Provided records below:

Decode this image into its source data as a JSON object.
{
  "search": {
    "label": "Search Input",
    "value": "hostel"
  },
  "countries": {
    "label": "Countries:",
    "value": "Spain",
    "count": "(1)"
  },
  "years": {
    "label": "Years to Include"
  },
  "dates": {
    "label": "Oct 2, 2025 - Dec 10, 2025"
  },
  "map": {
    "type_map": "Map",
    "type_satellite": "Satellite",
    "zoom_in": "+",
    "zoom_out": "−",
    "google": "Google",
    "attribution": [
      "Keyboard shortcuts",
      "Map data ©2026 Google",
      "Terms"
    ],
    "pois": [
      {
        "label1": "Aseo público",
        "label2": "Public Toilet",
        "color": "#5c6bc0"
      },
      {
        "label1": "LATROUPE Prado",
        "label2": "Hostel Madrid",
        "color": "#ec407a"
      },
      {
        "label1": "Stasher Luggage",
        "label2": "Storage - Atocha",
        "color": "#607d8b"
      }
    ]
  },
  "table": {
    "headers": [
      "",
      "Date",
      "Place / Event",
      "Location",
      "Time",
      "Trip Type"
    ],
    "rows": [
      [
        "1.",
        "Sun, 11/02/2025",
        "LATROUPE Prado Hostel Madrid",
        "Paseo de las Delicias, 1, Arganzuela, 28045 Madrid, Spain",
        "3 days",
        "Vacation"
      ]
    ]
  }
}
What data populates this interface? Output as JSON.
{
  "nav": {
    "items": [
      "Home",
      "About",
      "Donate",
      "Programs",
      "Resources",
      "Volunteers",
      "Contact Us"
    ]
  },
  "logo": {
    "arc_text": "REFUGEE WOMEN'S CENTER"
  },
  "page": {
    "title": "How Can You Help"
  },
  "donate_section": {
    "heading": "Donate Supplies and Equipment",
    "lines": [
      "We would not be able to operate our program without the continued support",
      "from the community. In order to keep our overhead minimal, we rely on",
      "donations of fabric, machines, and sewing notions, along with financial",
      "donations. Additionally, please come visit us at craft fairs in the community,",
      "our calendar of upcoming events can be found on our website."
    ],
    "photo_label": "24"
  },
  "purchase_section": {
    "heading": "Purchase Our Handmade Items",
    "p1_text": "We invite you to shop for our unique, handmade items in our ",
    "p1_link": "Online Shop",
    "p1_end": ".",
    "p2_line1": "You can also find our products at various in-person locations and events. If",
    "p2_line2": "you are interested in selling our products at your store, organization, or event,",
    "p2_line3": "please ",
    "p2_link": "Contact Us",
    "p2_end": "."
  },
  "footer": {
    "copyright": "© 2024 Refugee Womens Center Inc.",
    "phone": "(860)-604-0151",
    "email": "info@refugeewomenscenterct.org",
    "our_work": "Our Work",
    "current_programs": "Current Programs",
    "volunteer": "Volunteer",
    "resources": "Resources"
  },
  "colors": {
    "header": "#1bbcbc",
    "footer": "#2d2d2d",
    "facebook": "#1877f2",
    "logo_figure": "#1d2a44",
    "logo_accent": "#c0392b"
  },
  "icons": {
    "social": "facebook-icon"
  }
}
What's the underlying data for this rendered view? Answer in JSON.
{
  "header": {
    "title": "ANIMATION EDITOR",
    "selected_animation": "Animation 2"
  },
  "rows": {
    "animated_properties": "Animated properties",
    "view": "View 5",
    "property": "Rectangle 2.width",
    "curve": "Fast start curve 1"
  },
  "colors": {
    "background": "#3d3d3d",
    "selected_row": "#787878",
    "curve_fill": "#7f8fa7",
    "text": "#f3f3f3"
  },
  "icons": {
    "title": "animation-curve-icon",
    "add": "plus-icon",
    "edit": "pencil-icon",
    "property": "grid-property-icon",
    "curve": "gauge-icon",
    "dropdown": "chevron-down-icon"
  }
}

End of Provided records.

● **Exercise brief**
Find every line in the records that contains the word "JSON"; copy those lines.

● **Written answer**
Decode this image into its source data as a JSON object.
What data populates this interface? Output as JSON.
What's the underlying data for this rendered view? Answer in JSON.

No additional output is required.